SEOUL (Reuters) - South Korea waited 16 years to get their World Cup revenge on Germany, and while Wednesday’s astonishing 2-0 win over the defending champions came in the group stage rather than the semi-finals it tasted no less sweet.
The Germans had denied Guus Hiddink’s South Korea a place in the 2002 final with a 1-0 win in Seoul after the co-hosts had ridden a wave of national footballing fervor to defeat Poland, Portugal, Italy and Spain on the way to the last four.
Few gave the Koreans any chance of reversing that defeat on Wednesday, with some bookmakers offering odds of 100-1 on a 2-0 win, but as coach Shin Tae-yong said ahead of the match: “The ball is round, anything can happen ...”
Two stoppage-time goals from Kim Young-gwon and Son Heung-min in Kazan proved just that.
South Korean media on Thursday hailed the win over the world’s top-ranked side as the “Miracle of Kazan”.
The Kookmin Ilbo said the Koreans had gone, “From Prey to Predator”.
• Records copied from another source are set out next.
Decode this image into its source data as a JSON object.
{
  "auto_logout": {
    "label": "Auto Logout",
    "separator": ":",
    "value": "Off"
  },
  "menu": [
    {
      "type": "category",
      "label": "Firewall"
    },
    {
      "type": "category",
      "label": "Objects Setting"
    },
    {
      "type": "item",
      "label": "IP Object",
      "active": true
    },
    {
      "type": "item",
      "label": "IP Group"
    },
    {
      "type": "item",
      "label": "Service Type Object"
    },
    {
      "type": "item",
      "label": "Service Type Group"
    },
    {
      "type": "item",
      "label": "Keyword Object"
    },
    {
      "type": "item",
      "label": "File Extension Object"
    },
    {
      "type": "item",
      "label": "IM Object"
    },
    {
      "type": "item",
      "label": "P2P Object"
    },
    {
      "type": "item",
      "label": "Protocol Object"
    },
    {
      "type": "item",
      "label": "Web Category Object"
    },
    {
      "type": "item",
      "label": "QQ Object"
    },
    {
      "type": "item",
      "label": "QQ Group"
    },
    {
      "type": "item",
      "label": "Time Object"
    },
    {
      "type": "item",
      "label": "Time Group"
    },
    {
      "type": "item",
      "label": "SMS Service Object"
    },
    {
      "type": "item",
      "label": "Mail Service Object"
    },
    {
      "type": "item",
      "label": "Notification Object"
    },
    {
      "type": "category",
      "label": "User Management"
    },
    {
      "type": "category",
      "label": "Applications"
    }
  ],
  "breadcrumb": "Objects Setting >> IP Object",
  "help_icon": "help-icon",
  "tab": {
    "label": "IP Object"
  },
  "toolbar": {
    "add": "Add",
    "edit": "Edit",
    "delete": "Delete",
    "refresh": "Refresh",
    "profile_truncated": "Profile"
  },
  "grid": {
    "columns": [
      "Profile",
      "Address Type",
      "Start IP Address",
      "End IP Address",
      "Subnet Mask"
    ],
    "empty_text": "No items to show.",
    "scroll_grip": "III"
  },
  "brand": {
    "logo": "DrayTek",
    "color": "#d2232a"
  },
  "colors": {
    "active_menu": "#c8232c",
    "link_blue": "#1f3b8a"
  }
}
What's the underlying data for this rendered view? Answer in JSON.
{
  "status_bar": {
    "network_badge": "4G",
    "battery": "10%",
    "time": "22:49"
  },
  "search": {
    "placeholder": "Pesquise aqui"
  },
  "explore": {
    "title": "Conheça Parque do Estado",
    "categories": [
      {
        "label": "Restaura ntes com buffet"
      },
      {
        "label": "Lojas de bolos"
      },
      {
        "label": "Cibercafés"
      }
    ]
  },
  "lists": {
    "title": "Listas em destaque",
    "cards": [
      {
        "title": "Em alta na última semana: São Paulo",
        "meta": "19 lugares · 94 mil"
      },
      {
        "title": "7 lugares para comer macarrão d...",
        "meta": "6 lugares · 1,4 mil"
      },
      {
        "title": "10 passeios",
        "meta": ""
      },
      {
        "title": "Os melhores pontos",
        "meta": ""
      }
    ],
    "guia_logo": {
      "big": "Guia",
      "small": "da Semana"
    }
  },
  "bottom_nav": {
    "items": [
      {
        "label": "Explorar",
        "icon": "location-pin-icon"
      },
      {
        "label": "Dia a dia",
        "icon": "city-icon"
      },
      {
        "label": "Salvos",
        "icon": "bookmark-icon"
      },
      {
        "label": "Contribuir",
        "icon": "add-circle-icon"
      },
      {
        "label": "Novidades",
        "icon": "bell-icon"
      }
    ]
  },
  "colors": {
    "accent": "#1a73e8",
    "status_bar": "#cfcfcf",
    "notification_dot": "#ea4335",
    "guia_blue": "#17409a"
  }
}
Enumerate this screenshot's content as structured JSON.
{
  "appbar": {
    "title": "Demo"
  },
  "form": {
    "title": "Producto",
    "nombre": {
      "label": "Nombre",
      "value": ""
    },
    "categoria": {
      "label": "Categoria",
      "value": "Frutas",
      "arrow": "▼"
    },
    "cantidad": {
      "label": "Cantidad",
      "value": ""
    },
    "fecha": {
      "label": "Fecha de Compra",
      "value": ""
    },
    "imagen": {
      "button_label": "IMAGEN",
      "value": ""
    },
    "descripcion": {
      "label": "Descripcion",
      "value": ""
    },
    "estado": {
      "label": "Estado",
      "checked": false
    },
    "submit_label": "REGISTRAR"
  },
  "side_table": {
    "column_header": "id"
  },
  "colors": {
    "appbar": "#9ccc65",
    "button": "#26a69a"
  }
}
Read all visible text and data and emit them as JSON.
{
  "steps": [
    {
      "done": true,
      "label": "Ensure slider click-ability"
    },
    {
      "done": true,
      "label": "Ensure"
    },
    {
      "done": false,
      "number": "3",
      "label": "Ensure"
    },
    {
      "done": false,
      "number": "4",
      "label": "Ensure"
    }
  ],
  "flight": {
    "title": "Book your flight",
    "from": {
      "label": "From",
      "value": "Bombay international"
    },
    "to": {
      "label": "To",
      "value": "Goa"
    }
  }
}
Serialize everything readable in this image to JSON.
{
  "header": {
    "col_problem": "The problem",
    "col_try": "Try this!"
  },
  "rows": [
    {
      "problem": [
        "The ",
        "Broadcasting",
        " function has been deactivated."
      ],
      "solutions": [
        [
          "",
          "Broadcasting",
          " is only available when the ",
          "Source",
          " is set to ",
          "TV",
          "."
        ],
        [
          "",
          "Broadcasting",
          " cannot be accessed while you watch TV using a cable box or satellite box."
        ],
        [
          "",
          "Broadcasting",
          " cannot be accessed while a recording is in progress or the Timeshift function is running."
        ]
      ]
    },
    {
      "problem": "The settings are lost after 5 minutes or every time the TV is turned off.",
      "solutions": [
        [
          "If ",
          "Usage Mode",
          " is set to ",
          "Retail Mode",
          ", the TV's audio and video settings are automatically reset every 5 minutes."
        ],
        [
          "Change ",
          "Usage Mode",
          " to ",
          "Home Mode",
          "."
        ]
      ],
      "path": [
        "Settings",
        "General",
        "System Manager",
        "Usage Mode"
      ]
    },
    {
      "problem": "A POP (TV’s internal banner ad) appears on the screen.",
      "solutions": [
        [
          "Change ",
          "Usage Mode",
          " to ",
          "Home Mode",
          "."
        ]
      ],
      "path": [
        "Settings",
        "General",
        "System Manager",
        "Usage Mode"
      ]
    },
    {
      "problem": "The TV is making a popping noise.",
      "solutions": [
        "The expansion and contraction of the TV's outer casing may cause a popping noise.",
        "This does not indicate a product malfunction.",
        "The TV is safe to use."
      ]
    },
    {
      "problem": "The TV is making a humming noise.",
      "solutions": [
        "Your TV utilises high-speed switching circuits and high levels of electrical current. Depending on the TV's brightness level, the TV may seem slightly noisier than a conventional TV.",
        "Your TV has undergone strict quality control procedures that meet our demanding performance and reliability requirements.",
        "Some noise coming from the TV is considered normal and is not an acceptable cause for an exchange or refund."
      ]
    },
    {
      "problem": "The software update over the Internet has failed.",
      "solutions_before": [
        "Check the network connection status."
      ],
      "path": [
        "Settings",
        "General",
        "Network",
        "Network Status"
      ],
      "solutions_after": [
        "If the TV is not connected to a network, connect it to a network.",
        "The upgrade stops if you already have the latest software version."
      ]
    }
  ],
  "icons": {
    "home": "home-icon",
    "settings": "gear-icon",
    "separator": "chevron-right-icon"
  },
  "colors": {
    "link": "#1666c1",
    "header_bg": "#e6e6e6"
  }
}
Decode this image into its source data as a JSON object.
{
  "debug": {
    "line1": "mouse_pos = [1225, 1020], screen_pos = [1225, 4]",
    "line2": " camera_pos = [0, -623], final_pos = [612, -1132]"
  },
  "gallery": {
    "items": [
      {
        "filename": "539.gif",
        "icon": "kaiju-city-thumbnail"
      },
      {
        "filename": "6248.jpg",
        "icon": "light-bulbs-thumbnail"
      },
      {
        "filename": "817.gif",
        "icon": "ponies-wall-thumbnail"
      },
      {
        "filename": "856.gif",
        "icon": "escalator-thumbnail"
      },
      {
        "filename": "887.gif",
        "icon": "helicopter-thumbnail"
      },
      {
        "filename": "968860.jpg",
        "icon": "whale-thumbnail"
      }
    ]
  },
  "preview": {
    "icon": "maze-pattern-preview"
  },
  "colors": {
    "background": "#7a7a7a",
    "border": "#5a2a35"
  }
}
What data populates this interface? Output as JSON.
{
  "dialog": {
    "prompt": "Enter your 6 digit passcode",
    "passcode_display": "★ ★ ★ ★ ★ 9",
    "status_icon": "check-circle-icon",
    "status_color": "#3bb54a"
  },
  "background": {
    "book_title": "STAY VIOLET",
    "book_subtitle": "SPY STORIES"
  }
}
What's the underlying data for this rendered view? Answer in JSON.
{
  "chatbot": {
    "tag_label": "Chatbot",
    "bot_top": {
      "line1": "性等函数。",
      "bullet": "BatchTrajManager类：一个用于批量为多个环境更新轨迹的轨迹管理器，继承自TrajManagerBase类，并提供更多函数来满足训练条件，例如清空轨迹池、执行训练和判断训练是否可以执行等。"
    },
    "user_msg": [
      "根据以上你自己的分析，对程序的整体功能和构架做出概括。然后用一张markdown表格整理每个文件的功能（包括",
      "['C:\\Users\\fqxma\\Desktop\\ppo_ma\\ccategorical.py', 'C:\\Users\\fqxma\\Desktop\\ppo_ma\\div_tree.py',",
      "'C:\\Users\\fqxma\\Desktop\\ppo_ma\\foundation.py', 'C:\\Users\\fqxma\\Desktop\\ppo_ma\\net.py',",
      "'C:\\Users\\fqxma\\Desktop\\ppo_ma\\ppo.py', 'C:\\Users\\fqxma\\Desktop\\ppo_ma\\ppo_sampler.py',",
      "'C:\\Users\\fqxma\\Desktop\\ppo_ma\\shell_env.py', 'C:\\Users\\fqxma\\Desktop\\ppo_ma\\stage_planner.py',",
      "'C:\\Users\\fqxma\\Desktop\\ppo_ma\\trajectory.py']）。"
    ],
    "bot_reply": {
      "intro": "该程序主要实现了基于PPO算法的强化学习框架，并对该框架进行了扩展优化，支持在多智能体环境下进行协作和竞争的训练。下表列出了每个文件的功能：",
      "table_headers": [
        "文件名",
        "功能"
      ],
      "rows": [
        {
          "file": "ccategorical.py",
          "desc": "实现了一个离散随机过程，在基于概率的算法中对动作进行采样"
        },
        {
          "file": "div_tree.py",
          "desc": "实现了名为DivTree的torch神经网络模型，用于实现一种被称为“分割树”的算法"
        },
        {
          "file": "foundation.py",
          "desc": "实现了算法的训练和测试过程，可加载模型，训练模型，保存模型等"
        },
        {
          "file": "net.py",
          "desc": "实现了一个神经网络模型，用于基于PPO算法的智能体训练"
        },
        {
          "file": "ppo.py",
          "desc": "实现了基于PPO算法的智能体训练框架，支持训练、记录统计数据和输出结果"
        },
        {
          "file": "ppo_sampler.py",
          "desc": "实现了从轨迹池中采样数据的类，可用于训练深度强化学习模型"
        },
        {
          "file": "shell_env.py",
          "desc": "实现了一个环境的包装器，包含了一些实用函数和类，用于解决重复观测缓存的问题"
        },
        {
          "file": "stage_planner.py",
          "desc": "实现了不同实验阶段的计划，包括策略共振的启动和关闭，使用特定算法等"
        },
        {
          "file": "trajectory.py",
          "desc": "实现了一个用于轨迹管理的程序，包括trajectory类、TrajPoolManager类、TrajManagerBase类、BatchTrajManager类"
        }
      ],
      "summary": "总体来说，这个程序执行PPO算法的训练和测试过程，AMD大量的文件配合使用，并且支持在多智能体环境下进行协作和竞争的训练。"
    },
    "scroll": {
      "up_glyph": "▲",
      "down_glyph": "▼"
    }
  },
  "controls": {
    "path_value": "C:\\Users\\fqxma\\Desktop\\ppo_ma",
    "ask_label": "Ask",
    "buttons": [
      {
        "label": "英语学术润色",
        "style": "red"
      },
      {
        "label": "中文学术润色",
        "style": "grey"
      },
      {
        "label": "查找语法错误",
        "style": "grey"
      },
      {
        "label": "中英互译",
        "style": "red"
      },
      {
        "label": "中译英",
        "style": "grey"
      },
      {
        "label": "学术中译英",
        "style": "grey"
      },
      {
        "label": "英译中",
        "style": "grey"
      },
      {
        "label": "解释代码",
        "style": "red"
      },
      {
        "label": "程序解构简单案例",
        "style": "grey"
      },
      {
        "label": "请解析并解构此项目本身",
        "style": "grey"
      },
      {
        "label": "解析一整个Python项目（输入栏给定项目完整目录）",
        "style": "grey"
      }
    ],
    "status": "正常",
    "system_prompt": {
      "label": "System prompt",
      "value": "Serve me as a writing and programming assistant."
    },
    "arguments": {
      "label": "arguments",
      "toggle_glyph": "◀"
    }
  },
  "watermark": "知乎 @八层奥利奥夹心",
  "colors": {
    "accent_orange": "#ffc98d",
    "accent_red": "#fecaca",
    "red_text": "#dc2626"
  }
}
“Throughout the 88-year history of the World Cup, Germany had always been a hero,” the daily said. “But this German team knelt down before Korea at the 2018 World Cup in Russia.”
The Herald Business’ sports page said, “The German Goliath went from composure to tears in 99 minutes,” while Yonhap News said “after defeats at the 1994 and 2002 World Cups, South Korea finally stopped the German tank.”
The Korea Football Association said, “The fighting spirit of the national team that never gives up had moved the whole nation.”
Former South Korea forward Ahn Jung-hwan, who scored the goal that knocked Italy out of the last 16 in 2002, said the result showed the unpredictability of the game.
“This is football,” said Ahn, who is working for Korean television at the World Cup. “The sport that can have so much unexpected change is football.”
South Korea had needed to win by at least two goals to stand a chance of qualifying from Group F as runners-up but Sweden’s surprise 3-0 win over Mexico meant both they and Germany were going home.
Additional reporting by Joori Roh; Editing by Amlan Chakraborty